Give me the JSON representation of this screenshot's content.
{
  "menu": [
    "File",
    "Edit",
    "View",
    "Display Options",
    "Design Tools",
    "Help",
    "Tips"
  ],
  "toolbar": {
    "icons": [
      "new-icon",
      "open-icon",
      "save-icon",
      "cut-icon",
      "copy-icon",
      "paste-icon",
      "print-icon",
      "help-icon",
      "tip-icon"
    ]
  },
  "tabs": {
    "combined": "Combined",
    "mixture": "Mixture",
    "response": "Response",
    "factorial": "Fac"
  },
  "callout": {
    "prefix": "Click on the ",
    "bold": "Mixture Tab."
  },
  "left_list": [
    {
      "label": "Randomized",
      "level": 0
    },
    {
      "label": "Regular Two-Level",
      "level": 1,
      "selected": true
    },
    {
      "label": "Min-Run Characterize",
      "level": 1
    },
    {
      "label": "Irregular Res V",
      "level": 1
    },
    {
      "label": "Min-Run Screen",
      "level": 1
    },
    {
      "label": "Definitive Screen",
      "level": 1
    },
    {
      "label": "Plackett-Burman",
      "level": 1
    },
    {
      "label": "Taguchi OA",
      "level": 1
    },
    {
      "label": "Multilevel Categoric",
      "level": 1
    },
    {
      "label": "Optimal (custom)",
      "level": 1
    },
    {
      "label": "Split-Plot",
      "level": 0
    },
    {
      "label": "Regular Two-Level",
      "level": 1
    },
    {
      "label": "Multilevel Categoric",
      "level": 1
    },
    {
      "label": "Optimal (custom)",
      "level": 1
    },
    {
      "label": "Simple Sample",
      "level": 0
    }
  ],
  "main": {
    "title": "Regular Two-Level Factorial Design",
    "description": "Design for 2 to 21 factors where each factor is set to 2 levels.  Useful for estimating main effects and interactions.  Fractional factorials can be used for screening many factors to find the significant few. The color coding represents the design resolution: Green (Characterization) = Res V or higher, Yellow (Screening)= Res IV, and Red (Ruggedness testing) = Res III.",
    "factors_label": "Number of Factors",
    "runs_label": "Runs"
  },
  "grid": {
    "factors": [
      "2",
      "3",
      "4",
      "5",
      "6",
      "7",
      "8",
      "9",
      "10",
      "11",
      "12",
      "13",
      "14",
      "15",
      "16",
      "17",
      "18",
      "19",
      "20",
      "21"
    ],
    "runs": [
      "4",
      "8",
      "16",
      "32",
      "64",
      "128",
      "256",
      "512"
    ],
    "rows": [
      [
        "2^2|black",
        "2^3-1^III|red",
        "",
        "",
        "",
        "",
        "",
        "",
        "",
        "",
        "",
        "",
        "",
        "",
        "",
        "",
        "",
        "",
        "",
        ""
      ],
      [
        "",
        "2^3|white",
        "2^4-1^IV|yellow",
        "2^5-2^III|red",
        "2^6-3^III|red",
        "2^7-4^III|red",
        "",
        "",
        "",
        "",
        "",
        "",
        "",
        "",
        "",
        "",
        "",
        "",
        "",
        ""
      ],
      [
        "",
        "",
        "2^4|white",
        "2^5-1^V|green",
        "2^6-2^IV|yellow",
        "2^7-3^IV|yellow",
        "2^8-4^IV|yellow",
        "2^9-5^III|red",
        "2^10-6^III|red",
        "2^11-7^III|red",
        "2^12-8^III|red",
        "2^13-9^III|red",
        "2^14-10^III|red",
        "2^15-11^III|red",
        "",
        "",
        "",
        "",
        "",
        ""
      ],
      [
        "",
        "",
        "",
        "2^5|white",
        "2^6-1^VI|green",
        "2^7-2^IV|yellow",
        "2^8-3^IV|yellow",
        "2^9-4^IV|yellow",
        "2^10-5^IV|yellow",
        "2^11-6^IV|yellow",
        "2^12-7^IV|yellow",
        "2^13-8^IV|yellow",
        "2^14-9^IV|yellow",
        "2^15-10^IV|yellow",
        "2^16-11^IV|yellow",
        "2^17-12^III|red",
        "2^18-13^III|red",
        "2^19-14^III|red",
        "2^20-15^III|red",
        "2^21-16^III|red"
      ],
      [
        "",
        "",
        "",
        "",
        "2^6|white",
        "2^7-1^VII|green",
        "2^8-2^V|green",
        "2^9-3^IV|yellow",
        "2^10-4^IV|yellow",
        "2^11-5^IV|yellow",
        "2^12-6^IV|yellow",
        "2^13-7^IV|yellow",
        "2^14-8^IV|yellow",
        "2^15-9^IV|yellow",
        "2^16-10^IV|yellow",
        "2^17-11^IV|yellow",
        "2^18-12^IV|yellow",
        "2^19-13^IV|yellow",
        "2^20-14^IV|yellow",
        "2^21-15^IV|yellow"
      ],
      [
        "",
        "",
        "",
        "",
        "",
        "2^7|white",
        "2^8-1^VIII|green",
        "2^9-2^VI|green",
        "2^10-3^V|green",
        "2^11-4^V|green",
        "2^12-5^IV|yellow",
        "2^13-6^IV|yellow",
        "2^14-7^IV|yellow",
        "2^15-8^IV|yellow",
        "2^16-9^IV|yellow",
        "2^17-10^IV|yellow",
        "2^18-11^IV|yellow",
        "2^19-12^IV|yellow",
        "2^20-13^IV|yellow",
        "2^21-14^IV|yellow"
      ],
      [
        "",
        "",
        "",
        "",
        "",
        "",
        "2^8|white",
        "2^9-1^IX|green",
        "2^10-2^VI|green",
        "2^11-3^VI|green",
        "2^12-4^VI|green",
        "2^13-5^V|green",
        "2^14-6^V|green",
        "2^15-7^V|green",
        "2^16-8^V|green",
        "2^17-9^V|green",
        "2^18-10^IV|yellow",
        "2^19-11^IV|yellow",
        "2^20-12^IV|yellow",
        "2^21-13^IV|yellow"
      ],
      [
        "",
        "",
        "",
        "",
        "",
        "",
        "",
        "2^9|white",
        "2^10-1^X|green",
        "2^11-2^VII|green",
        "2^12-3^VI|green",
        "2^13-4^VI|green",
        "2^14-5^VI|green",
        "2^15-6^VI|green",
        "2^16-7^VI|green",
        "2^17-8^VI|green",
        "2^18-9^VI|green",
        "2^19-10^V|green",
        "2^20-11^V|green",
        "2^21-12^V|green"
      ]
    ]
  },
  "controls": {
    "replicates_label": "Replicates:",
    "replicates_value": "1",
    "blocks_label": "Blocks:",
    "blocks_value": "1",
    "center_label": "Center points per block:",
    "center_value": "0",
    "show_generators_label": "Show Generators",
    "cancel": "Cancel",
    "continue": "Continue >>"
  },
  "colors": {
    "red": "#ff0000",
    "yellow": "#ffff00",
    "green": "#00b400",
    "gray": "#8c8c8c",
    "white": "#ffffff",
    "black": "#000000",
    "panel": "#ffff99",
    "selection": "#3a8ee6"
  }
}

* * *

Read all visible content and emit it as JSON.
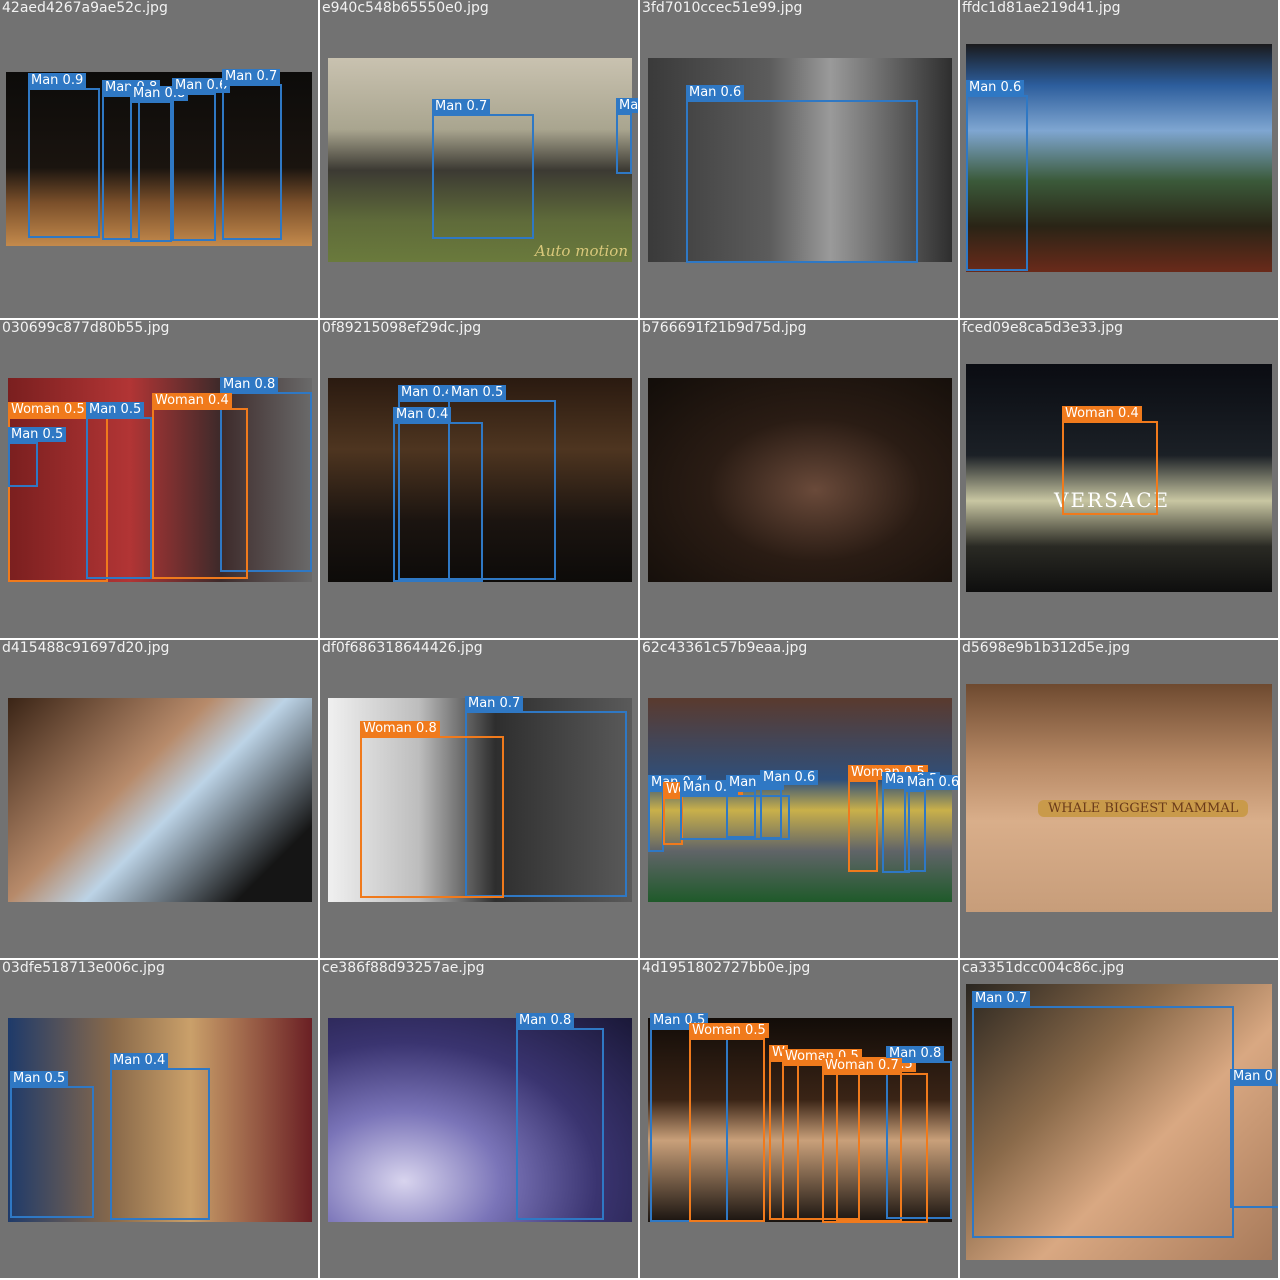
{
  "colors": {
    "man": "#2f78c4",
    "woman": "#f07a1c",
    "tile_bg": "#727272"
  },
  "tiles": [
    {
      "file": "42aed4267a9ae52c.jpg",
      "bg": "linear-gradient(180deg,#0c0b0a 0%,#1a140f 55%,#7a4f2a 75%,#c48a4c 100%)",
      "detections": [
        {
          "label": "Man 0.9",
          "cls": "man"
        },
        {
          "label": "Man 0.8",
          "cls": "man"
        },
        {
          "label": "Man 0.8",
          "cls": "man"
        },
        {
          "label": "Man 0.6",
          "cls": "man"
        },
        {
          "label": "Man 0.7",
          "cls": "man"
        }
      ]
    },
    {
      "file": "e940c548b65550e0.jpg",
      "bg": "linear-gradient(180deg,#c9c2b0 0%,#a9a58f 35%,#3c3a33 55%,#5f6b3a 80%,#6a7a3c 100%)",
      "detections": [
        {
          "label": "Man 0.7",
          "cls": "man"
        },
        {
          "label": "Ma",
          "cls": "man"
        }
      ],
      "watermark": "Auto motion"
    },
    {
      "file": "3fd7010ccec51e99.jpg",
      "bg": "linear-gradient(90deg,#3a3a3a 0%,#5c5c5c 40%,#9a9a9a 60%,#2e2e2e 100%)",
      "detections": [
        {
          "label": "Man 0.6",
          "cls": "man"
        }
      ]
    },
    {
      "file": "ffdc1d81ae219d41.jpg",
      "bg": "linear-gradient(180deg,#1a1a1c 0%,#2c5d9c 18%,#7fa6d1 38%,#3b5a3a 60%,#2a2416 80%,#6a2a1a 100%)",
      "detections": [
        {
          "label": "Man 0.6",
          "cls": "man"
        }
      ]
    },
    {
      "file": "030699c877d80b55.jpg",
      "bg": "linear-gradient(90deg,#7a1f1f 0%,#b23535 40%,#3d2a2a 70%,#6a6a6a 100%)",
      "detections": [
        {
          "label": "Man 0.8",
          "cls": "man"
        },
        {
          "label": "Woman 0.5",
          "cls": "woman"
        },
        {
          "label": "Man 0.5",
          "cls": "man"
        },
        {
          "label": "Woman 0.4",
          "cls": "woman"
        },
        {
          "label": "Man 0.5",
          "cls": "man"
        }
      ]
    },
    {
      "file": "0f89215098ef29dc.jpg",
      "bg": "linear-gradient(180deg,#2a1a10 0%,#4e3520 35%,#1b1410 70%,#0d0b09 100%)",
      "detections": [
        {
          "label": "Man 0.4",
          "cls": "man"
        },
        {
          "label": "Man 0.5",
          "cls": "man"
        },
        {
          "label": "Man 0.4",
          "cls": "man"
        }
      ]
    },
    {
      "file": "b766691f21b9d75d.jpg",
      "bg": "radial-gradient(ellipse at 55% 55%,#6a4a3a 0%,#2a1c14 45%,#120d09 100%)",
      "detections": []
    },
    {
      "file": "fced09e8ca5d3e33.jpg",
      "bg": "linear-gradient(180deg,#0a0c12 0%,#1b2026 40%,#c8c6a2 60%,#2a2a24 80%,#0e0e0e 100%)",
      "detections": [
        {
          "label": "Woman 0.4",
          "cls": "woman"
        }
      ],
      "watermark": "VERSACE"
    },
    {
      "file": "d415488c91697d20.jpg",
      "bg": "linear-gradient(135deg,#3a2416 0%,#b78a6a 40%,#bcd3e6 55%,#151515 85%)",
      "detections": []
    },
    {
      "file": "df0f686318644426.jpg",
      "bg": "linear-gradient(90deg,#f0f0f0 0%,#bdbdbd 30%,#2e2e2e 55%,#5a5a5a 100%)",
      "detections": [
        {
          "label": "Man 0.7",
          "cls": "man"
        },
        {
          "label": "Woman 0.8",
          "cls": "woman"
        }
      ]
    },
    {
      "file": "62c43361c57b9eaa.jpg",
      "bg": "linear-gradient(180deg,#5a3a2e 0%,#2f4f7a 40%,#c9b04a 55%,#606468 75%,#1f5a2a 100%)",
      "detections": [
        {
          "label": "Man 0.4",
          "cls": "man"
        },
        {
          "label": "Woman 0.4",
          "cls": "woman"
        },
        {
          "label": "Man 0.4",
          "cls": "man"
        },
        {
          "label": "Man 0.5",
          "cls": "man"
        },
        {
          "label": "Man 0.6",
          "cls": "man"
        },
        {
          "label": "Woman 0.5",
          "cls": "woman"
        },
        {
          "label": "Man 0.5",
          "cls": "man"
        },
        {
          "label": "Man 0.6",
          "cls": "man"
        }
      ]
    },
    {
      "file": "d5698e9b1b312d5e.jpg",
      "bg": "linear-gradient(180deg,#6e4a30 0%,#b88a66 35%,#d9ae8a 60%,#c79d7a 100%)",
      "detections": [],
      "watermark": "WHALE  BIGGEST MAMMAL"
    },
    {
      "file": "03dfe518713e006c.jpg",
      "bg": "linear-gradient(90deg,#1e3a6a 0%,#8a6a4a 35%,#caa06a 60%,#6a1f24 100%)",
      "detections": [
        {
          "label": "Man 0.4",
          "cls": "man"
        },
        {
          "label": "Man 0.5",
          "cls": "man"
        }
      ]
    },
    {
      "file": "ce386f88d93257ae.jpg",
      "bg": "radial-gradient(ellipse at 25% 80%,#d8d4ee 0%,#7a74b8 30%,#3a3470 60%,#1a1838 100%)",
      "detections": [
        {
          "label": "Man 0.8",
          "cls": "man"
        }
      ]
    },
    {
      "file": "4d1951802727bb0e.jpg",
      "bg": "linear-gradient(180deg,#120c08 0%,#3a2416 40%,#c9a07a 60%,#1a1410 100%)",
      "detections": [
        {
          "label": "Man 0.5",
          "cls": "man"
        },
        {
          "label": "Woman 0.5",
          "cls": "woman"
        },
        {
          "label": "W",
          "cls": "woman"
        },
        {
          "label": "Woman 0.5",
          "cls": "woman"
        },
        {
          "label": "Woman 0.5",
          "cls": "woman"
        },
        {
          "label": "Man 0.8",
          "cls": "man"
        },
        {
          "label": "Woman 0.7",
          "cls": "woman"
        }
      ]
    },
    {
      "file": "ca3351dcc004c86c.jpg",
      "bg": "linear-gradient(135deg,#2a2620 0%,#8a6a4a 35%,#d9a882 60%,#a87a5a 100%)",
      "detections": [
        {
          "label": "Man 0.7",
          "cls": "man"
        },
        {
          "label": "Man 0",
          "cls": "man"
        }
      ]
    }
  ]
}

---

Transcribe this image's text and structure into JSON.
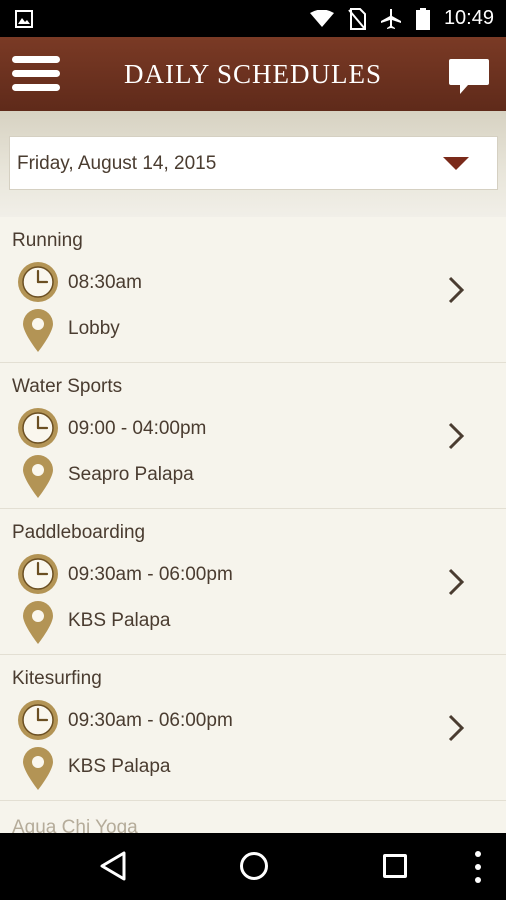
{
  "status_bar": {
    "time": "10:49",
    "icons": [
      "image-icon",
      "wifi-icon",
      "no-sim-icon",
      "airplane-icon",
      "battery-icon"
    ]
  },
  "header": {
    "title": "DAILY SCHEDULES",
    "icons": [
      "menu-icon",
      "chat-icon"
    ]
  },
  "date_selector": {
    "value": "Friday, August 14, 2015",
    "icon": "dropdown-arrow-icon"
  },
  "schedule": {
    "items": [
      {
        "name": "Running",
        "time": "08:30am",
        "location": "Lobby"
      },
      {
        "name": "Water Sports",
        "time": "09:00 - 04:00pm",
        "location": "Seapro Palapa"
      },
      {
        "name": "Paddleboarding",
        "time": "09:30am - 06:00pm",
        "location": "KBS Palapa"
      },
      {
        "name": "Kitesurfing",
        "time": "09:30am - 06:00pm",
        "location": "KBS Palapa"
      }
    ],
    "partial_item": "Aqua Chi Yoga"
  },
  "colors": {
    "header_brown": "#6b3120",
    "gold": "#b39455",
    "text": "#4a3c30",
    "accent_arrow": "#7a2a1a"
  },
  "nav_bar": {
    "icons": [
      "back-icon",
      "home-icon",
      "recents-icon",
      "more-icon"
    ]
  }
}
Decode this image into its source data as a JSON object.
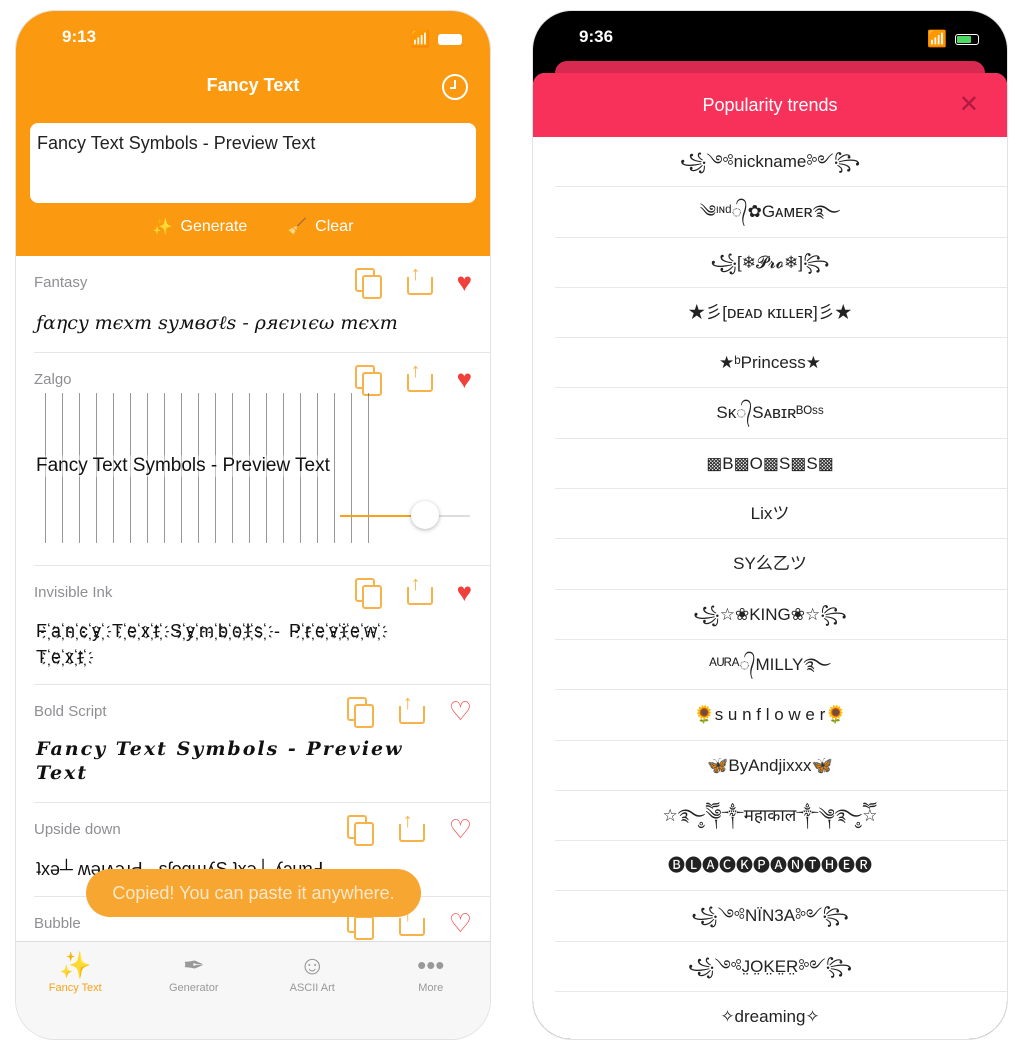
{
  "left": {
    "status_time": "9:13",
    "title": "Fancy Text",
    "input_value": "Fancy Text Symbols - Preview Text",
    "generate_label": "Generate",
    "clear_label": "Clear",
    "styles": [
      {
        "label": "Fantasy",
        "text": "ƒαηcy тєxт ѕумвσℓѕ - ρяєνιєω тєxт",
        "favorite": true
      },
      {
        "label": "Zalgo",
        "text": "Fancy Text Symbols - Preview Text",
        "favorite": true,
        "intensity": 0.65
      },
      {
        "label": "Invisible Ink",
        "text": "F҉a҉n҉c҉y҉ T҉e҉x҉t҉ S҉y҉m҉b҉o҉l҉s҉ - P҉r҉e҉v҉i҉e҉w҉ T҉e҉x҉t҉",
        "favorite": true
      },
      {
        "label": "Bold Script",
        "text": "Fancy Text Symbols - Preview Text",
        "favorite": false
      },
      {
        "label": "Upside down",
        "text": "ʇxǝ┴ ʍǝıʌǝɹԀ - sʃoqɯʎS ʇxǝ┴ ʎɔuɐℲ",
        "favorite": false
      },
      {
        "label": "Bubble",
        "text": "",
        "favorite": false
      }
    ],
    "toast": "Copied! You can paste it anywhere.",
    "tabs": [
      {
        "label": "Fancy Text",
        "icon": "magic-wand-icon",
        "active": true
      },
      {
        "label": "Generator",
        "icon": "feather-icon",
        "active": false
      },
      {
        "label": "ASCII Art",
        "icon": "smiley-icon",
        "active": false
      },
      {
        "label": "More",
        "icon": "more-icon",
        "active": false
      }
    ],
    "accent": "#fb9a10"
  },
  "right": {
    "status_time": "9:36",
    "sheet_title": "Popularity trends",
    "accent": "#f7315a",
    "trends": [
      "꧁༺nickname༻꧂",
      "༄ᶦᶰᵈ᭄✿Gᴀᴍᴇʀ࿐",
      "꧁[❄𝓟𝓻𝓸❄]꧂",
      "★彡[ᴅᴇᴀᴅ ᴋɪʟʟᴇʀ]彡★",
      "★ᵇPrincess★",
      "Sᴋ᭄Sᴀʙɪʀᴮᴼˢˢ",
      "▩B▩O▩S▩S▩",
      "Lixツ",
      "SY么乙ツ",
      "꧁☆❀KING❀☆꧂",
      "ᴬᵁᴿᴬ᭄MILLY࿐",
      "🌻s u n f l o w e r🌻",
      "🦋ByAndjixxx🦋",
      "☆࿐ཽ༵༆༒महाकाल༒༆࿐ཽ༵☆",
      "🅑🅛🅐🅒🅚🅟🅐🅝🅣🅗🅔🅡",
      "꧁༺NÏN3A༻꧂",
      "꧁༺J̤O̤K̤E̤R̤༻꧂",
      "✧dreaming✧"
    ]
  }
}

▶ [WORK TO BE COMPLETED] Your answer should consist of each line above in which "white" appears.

▶ [FINISHED TASK]
        "2^3|white",
        "2^4|white",
        "2^5|white",
        "2^6|white",
        "2^7|white",
        "2^8|white",
        "2^9|white",
    "white": "#ffffff",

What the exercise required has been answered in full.